It has been speculated that the plane was hijacked and the 20 Freescale Semiconductor engineers kidnapped in order that nefarious parties might access a revolutionary software package that could prove invaluable to those in the espionage community. I have been informed that this is not the case, and here are a couple of reasons I am inclined to believe so: Whistleblower Edward Snowden was able to purloin thousands of NSA digital files, distribute them, and escape the country without involving one other person. I’ve also heard – firsthand – of even more intricate and dangerous missions being carried out by less than three individuals.
No, there would have to be a great deal more involved than a software package to commandeer an airliner, kidnap technical contractors, and then “disappear” the plane and over 200 passengers (who, sadly, were most likely murdered for the sake of expediency).
The “great deal more” I am told was rather a revolutionary piece of hardware, not software, and it is not integral to digital data systems, although it is no doubt used in conjunction with them. The engineers were part of a joint US-China effort that resulted in one of the most advanced small gyroscopes for flight ever developed – flight, as in long-distance space flight.
As you probably know, China has made great strides in the area of space flight in recent years, and they’re quite proud of it. And considering the Obama administration’s intentions to devastate America’s economy, enslave her people, and part out her resources to Russia and China, a joint US-China space initiative doesn’t seem out of the ordinary. Why, it’s as American as McDonald’s on a Beijing street corner, right?

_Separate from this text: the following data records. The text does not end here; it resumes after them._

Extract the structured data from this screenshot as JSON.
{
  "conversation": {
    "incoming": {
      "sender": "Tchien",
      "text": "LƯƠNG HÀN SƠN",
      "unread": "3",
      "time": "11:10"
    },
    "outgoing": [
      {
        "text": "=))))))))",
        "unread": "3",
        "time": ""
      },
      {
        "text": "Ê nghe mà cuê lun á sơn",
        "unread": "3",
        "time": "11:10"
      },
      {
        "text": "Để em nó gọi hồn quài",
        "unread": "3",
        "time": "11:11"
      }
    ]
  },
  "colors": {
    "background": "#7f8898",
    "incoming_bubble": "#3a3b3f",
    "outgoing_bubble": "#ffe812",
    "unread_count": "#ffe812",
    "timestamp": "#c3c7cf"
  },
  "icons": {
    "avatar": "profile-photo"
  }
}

So what went wrong? Well, apparently the DOD got wind that these engineers (who, despite operating under the auspices of Freescale and/or other companies, were not American nationals) were on their way to abscond to China with their prototypes (which were in the cargo hold of the 777) and other valuable materials, thereby cutting the US out of the program entirely.
And why not? It’s fairly well-known in the intelligence community that the Chinese government has absolutely no respect for President Obama, and his telegraphing weak foreign policy all around the world wouldn’t lend itself to a sudden changing of his stripes (ineffectual posturing over Ukraine notwithstanding). Additionally, my understanding is that China technically owned this technology; the US was aiding in its development under a partnership, which apparently the Chinese decided to end in a rather ex parte manner.

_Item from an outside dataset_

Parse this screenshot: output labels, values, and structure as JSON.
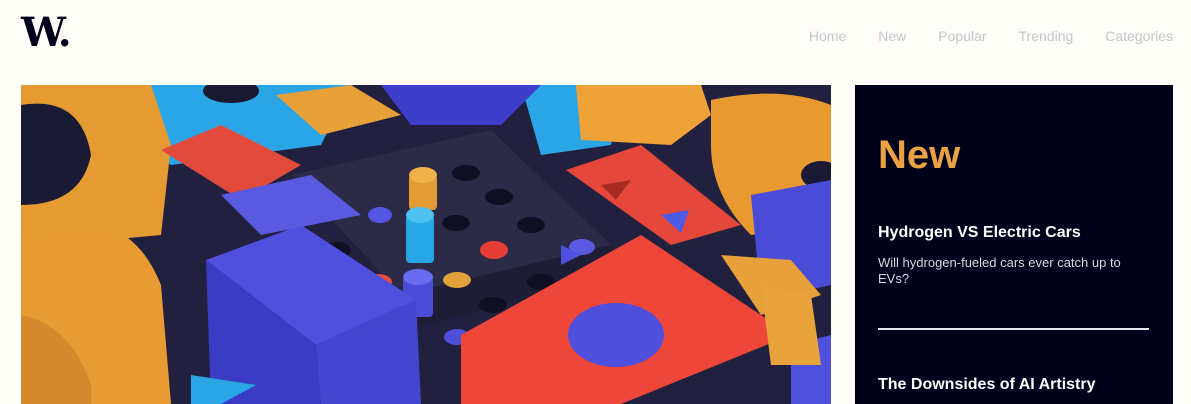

The CIA went into action, in concert with the DOD and Boeing engineers. They commandeered Flight 370 en route, digitally, without the foreknowledge of the pilots or crew, diverting it to Diego Garcia. I imagine that’s where the aircraft made that now-infamous and mysterious turn just northeast of Malaysia.
So essentially, the CIA double-crossed the Chinese before they could double-cross us.
Flight 370’s pilots (one of whom being the pro-Islamist Zaharie Ahmad Shah) may have been afforded the opportunity to continue on to another Muslim country, blend in and take on a new identity, given the sentiments of those in the current administration. In any case, it was the geeks and the goods that the CIA was after, and I’m led to believe that’s what they got.
My understanding is that the foregoing information has been confirmed at the highest levels of our government, though not the current one, if that’s cryptic enough for you.
At least, that’s what my source tells me. And they haven’t been wrong yet.